WHAT YOU ARE ASKED TO DO »
Go through the records and report each line holding the string "value".
┄┄┄┄┄┄┄┄┄┄┄┄┄┄┄┄┄┄┄┄
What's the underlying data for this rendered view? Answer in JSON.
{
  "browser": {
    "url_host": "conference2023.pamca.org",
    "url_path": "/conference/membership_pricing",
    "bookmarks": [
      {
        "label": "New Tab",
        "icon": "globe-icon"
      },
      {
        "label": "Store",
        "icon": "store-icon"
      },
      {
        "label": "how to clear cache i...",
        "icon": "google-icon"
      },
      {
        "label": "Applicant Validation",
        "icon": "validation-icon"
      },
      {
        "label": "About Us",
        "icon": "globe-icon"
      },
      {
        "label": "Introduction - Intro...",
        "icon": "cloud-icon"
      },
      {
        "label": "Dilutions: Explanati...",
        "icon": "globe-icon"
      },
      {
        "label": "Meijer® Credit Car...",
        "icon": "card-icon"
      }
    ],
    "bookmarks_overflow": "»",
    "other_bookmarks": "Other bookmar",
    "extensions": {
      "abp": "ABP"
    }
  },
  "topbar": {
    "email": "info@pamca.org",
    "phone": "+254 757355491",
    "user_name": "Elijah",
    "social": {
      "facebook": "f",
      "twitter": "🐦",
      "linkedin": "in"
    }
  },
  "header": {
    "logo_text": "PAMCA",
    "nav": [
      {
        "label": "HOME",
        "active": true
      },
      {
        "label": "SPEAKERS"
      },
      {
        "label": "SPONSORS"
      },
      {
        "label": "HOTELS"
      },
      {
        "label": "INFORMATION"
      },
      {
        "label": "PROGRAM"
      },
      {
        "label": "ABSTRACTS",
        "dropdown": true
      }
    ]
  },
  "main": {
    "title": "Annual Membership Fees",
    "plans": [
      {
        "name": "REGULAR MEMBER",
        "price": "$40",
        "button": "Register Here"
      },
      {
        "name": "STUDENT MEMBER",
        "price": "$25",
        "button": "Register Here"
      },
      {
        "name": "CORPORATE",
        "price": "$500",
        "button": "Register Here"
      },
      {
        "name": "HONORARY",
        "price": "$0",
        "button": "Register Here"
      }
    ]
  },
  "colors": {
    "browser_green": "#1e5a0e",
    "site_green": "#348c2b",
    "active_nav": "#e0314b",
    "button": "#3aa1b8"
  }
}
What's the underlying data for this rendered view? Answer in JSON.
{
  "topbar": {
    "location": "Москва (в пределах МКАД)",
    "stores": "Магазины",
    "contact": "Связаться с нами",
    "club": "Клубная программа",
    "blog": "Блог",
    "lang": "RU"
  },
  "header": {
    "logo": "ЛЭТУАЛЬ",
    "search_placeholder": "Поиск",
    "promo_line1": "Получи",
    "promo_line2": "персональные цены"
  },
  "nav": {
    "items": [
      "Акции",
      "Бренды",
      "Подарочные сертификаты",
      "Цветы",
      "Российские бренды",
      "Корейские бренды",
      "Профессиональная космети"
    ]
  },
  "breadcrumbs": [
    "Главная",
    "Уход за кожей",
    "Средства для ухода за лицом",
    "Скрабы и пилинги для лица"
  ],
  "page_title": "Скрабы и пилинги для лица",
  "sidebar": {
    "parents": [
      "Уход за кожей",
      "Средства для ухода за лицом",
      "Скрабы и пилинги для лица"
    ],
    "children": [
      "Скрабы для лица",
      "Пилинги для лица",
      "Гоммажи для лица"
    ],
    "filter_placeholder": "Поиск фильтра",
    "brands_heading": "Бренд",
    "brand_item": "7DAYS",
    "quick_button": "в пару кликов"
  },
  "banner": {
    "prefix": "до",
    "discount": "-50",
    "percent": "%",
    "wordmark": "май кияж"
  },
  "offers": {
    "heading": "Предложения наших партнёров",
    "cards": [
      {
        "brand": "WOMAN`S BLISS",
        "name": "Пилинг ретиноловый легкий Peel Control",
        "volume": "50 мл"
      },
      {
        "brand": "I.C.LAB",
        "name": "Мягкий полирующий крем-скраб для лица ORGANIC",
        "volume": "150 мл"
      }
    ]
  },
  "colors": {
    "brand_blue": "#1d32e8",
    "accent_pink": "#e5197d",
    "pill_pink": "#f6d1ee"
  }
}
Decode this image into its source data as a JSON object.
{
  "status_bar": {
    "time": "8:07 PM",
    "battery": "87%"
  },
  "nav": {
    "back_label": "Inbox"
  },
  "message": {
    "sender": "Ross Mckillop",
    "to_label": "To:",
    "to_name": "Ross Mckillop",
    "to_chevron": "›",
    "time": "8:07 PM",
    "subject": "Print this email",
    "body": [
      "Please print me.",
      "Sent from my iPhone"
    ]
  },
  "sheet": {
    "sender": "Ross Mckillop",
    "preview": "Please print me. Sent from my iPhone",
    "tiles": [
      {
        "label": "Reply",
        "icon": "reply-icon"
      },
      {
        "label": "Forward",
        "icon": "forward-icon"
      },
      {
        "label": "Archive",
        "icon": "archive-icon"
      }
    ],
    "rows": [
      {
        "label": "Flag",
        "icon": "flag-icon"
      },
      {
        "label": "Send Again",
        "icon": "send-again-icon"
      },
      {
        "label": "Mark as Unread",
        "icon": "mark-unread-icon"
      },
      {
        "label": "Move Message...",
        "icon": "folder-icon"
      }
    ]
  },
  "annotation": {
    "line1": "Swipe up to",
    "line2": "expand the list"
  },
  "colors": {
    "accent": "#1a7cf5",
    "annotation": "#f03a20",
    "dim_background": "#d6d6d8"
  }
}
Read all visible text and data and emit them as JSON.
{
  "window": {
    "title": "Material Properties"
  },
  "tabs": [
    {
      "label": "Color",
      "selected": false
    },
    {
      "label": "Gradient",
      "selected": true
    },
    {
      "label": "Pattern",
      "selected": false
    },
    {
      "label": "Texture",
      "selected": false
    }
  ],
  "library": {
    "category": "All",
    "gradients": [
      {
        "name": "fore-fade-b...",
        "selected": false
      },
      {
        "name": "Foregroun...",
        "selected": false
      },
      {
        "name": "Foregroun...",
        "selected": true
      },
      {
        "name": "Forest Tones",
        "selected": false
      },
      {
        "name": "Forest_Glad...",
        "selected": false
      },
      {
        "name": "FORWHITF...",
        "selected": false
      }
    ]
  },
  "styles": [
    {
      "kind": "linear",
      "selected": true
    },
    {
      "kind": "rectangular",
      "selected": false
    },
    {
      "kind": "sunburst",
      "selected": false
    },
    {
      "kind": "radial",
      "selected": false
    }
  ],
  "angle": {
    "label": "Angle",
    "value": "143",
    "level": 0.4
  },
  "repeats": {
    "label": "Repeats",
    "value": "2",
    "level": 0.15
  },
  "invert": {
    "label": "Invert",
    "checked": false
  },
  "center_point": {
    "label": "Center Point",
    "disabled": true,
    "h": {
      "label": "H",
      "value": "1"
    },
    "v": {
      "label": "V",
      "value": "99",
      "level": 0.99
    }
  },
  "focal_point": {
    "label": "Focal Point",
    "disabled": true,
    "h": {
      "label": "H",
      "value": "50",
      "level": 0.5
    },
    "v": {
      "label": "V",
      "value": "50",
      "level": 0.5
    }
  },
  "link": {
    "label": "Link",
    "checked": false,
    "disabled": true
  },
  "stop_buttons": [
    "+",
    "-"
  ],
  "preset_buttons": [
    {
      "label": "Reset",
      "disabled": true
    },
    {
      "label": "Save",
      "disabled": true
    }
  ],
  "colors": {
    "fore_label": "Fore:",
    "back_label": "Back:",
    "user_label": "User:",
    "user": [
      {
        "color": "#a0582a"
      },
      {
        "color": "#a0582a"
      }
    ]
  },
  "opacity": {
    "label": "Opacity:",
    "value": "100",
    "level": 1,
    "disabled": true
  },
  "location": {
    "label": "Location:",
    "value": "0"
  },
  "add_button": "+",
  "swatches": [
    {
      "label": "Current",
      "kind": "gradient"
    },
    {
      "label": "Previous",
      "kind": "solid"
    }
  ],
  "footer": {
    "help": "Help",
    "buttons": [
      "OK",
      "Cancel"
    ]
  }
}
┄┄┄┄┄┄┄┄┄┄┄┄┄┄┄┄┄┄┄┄
TASK SOLUTION »
    "value": "143",
    "value": "2",
      "value": "1"
      "value": "99",
      "value": "50",
      "value": "50",
    "value": "100",
    "value": "0"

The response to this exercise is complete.